I need your love but it comes out wrong
I try to live but I don’t belong
I close my eyes and I see
Blood and roses
thanks mrbriefcaseTV


Tracklisting

<!– if (browserHasRadio()){ document.write(‘

‘);} //–>

<!– if (browserHasRadio()){ document.write(‘

‘);} //–>

<!– if (browserHasRadio()){ document.write(‘

‘);} //–>

<!– if (browserHasRadio()){ document.write(‘

‘);} //–>

<!– if (browserHasRadio()){ document.write(‘

‘);} //–>

<!– if (browserHasRadio()){ document.write(‘

‘); } //–>

<!– if (browserHasRadio()){ document.write(‘

‘); } //–>

<!– if (browserHasRadio()){ document.write(‘

‘); } //–>

<!– if (browserHasRadio()){ document.write(‘

‘); } //–>

<!– if (browserHasRadio()){ document.write(‘

‘); } //–>

<!– if (browserHasRadio()){ document.write(‘

‘); } //–>

<!– if (browserHasRadio()){ document.write(‘

‘); } //–>

<!– if (browserHasRadio()){ document.write(‘

‘); } //–>

<!– if (browserHasRadio()){ document.write(‘

‘); } //–>

<!– if (browserHasRadio()){ document.write(‘

‘); } //–>

<!– if (browserHasRadio()){ document.write(‘

‘); } //–>

1. Beauty & Sadness ‘);var link = krexLink(‘/gp/recsradio/radio/B000002TUJ/ref=pd_krex_dp_001001?ie=UTF8&track=001&disc=001’); document.write(link + ‘Listen Listen Listen
2. Strangers When We Meet ‘);var link = krexLink(‘/gp/recsradio/radio/B000002TUJ/ref=pd_krex_dp_001002?ie=UTF8&track=002&disc=001’); document.write(link + ‘Listen Listen Listen
3. Blood & Roses ‘);var link = krexLink(‘/gp/recsradio/radio/B000002TUJ/ref=pd_krex_dp_001003?ie=UTF8&track=003&disc=001’); document.write(link + ‘Listen Listen Listen
4. In A Lonely Place ‘);var link = krexLink(‘/gp/recsradio/radio/B000002TUJ/ref=pd_krex_dp_001004?ie=UTF8&track=004&disc=001’); document.write(link + ‘Listen Listen Listen
5. Behind The Wall Of Sleep ‘);var link = krexLink(‘/gp/recsradio/radio/B000002TUJ/ref=pd_krex_dp_001005?ie=UTF8&track=005&disc=001’); document.write(link + ‘Listen Listen Listen
6. Only A Memory Listen
7. House We Used To Live in Listen
8. Drown In My Own Tears Listen
9. A Girl Like You Listen
10. Blue Period Listen
11. Blues Before & After Listen
12. Yesterday Girl Listen
13. Top Of The Pops Listen
14. Too Much Passion Listen
15. Miles From Nowhere Listen
16. Time Won’t Let Me Listen
Here be perfect pop;
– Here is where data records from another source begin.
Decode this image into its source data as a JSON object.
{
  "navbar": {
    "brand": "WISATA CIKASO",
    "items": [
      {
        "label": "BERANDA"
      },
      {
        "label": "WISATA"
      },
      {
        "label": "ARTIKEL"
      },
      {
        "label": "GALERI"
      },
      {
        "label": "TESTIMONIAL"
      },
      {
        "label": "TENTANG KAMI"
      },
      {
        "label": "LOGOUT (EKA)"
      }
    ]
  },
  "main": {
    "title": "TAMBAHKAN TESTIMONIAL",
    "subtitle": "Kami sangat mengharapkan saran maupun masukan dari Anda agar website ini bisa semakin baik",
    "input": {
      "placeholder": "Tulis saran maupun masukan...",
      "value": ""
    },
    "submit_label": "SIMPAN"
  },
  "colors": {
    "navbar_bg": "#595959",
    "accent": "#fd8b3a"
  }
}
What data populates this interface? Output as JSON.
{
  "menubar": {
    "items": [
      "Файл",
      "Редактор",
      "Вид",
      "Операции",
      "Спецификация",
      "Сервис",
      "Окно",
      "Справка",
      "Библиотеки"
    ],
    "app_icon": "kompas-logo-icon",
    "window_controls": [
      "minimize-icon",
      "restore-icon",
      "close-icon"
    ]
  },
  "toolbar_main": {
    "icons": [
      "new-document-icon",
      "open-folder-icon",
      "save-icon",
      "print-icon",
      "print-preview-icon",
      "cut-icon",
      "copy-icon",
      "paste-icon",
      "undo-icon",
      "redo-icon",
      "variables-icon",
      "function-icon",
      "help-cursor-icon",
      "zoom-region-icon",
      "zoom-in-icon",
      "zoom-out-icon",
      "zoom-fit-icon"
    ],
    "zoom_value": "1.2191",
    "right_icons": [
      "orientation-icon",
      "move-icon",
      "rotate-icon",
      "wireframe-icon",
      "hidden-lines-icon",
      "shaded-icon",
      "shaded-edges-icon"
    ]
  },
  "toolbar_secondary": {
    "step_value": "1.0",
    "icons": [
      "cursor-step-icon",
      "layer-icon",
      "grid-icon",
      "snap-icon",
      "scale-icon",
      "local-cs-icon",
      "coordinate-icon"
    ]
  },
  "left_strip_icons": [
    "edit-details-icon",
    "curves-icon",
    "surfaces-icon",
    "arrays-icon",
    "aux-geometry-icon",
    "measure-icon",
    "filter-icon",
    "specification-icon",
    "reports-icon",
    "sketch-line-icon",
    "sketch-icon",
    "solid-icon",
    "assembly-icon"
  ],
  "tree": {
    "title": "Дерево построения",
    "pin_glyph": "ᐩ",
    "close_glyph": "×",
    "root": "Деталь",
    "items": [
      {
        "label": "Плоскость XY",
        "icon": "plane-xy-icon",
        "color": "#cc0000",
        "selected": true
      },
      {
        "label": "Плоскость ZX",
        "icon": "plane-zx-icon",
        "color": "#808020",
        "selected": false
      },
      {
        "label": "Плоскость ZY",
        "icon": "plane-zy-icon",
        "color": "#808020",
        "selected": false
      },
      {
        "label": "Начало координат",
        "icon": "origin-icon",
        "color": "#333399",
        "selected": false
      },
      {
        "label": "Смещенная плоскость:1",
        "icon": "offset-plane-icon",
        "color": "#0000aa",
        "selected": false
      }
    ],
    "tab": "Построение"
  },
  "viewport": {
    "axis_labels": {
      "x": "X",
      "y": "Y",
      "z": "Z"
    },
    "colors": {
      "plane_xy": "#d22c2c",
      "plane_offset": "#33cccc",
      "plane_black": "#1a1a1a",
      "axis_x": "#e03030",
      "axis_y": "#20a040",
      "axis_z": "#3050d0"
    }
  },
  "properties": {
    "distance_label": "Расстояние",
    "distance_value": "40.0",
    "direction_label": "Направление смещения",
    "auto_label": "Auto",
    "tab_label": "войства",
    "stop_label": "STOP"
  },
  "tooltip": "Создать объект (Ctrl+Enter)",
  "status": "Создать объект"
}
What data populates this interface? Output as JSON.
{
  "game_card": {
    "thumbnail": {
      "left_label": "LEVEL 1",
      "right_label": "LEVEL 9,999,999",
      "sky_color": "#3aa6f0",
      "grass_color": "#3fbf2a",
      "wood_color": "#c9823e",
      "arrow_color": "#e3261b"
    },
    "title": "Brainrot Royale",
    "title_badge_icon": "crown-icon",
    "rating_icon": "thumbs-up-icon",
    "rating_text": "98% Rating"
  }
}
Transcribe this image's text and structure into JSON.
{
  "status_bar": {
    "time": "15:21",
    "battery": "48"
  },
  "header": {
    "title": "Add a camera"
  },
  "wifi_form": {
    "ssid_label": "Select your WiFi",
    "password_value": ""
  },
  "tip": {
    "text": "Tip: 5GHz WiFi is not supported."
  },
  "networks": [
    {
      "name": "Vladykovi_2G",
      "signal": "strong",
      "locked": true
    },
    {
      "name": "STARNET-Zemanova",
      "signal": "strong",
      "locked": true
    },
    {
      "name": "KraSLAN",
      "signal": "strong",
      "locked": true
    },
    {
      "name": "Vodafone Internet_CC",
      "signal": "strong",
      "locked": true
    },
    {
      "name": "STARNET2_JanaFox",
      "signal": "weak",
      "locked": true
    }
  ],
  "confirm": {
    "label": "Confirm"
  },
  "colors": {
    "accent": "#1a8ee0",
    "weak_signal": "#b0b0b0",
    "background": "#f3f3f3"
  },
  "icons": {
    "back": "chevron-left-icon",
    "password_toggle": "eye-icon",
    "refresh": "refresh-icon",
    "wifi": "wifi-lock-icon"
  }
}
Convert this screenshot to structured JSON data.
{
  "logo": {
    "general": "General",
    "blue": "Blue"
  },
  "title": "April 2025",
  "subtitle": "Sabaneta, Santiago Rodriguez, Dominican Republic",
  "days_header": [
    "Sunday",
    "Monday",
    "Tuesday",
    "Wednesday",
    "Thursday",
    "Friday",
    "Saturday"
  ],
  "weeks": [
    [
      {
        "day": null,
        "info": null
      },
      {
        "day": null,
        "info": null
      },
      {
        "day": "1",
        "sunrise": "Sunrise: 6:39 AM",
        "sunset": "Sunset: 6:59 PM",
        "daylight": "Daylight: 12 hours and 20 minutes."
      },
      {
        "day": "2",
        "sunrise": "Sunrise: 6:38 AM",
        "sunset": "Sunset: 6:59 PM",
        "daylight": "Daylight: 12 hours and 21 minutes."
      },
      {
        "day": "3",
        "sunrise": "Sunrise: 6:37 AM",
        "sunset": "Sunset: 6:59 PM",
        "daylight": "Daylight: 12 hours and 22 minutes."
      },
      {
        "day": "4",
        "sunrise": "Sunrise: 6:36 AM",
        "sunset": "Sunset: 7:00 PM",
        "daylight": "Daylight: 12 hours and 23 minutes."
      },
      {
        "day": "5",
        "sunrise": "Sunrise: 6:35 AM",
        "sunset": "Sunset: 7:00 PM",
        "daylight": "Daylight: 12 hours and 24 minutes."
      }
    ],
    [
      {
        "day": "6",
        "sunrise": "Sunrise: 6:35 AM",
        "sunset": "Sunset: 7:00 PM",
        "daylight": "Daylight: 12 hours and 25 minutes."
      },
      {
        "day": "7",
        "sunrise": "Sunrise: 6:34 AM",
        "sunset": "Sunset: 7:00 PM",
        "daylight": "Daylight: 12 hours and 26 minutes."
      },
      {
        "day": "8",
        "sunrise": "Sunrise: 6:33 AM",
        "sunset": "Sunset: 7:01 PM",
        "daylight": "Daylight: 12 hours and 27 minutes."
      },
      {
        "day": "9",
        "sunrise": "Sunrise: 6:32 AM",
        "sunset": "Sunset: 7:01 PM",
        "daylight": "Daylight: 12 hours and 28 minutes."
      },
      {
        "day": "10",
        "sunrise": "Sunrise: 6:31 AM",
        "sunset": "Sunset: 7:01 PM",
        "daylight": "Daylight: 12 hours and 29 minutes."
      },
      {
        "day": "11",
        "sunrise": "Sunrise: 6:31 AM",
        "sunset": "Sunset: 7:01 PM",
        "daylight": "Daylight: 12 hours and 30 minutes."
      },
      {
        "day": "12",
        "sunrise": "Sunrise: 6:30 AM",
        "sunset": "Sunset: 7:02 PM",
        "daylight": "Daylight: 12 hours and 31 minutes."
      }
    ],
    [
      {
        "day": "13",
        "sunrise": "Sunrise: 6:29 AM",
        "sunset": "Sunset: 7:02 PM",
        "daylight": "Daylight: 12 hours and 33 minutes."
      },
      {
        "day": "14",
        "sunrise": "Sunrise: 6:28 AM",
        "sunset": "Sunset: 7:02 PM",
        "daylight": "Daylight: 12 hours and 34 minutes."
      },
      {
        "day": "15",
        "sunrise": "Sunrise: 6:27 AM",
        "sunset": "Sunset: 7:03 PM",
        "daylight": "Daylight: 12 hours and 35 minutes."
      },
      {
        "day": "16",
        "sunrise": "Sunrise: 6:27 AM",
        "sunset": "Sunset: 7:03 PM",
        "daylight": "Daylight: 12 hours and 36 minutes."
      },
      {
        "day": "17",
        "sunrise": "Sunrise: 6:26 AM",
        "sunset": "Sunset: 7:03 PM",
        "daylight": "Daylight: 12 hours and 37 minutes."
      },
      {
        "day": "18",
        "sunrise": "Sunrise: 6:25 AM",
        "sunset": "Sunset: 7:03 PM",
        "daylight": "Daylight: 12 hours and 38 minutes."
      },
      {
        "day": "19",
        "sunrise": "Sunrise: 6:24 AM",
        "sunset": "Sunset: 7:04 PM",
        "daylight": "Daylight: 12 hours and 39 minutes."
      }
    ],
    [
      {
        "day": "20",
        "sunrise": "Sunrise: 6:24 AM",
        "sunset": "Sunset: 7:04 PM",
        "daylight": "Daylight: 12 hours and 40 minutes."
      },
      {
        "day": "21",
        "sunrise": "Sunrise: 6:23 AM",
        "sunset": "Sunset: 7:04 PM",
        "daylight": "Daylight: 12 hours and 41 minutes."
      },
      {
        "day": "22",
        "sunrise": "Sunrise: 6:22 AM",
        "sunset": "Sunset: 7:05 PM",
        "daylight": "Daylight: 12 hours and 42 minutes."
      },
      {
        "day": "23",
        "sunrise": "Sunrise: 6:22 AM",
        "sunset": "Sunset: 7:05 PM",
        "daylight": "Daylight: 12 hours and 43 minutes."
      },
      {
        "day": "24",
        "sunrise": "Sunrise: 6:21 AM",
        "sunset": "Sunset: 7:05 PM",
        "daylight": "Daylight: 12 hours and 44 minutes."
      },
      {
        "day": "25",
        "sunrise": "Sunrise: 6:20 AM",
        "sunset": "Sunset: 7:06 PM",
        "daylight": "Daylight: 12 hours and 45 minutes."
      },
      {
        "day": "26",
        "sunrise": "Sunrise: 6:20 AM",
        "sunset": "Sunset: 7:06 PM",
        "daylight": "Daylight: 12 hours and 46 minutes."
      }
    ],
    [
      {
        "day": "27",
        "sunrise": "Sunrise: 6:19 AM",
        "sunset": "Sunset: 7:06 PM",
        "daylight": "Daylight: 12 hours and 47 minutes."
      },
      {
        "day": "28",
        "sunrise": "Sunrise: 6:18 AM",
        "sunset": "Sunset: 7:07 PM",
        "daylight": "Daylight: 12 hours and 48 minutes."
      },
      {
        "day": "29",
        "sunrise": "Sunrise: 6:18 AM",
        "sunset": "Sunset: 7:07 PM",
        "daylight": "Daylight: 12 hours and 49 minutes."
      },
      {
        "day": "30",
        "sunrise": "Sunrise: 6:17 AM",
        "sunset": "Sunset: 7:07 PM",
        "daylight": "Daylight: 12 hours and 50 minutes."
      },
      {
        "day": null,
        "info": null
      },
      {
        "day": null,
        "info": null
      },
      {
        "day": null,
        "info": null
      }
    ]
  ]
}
Blown_To_Smithereens_-_Best_Of_The_Smithereens.rar

Big thanks to the original poster

Mail us: stupidand@gmail.com

Home Art Babes Cartoons Dylan Editorial Music Videos Other

July 4, 2008 Posted by | Music_Alternative, Music_Pop, The Smithereens, _MUSIC, _POETRY, _VIDEO | Leave a comment